Rye bread has been a traditional staple in Germany, but it has been in slow decline on a per-capita basis for decades, as German consumers have come to prefer whiter, lighter and sweeter breads. Rye consumption now stands at just 9.4 kg per capita versus 13.2 kg two decades ago.

Germany is self-sufficient in, and frequently an exporter of wheat, barley and rye. These three grains totaled 38 million tonnes of the country’s grain production (46 million tonnes) in 2005. The price supports of the E.U.’s intervention system help sustain a level of production well above national and European demand.

Only about 25% of Germany’s 2005 wheat production total of 24 million tonnes was needed to cover domestic milling needs. Almost half of the crop is high-quality wheat, and much of it is traded throughout the E.U. The remainder is used by the feed industry and for industrial uses.

Of the 12 million tonnes of barley produced in 2005, much of it still goes into intervention stocks and then is rerouted for exports, mainly to Iran, Saudi Arabia and other Persian Gulf countries. Germany’s malting plants take all the barley that does not exceed the maximum protein level for brewing, and usually need to import malting barley from France as well. The prolonged decline in demand for rye had resulted in up to one-third of the crop going into E.U. intervention stocks. Since the intervention price was the same for all grains, this was the best outlet for growers. In 2005, the E.U. removed rye from its price support system.

Rye is the most suitable grain crop for the sandy soils of northeastern Germany. Without the intervention price support, rye has become economical as a component in cattle and hog feed. Formerly producers of compound feed resisted rye, but prices as low as €70 in recent years have convinced them to partly substitute it for maize and wheat in hog and cattle rations.

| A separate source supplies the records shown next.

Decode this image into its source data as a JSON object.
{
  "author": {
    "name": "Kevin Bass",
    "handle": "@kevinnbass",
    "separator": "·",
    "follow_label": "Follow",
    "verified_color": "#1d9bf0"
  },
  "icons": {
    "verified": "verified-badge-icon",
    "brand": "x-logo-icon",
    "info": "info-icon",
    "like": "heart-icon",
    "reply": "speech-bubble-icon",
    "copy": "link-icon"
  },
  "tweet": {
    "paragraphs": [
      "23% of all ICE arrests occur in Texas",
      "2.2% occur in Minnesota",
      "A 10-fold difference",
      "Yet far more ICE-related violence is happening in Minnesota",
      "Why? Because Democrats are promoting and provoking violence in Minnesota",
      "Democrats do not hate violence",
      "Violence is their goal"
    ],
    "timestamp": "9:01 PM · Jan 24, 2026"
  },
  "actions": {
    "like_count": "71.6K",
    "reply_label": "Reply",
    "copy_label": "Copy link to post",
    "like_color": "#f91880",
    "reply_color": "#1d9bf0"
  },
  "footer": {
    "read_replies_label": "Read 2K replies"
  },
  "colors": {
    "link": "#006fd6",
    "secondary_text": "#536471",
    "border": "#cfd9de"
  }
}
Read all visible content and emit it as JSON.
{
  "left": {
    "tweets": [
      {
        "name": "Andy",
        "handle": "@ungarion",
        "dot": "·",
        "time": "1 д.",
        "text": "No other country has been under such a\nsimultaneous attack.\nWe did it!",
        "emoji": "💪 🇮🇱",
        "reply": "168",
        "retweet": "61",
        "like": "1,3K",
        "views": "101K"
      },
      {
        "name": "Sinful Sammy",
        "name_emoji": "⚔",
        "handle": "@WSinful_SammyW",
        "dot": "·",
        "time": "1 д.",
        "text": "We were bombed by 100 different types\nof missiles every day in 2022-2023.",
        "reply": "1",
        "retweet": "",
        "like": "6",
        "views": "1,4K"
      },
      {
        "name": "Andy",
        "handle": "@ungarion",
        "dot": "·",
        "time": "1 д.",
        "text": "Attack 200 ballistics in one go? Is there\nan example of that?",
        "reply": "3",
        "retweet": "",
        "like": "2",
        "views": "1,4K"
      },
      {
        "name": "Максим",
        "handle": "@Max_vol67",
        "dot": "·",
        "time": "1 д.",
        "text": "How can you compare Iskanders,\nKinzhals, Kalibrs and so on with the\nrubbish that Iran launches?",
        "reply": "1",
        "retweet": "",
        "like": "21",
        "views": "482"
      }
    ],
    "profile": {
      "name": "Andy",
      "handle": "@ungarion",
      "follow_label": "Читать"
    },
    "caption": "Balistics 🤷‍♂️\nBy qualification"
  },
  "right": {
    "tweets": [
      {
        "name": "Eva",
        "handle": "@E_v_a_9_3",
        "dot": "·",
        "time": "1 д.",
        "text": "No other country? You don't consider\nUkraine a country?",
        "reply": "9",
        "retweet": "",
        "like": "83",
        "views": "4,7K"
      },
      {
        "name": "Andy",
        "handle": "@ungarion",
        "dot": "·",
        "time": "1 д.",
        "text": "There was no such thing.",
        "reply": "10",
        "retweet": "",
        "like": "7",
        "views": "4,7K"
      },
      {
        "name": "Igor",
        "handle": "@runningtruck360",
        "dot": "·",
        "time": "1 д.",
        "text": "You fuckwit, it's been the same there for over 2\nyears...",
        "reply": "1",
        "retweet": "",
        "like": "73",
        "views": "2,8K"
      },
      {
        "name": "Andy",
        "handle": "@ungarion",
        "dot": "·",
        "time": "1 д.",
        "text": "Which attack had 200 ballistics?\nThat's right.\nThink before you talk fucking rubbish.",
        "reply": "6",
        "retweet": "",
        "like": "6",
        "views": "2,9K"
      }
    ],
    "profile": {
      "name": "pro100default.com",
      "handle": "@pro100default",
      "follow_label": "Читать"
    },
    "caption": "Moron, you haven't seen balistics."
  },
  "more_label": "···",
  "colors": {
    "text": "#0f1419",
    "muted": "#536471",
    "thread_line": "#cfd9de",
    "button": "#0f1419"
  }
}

More than anything, rye growers are counting on political support for ethanol production to sustain them.

Despite the prolonged hype over biofuels and the stimulus provided by the Kyoto Protocol, Germany’s ethanol industry has been slow to take off.

Today, there are three ethanol plants, all started up in 2004 and 2005. They are located in eastern Germany, where wheat and rye greatly exceed the demand of the declining population for food and feed, and where plant construction costs receive a state subsidy of up to one-third.

Two of the plants near the Polish border in northeastern Germany, owned by the Sauter Group, operate on rye, with annual capacity of a 500,000 tonnes. The third plant, near Leipzig, has a capacity of 700,000 tonnes of wheat per year.

These amounts do not constitute a supply threat to German flour mills. However, some millers are worried that wheat demand for ethanol, along with reductions in wheat planting in favor of rapeseed, will drive up prices. WG

David McKee is a grain industry consultant providing market research and other services to companies seeking to initiate business in new markets. He can be reached by e-mail at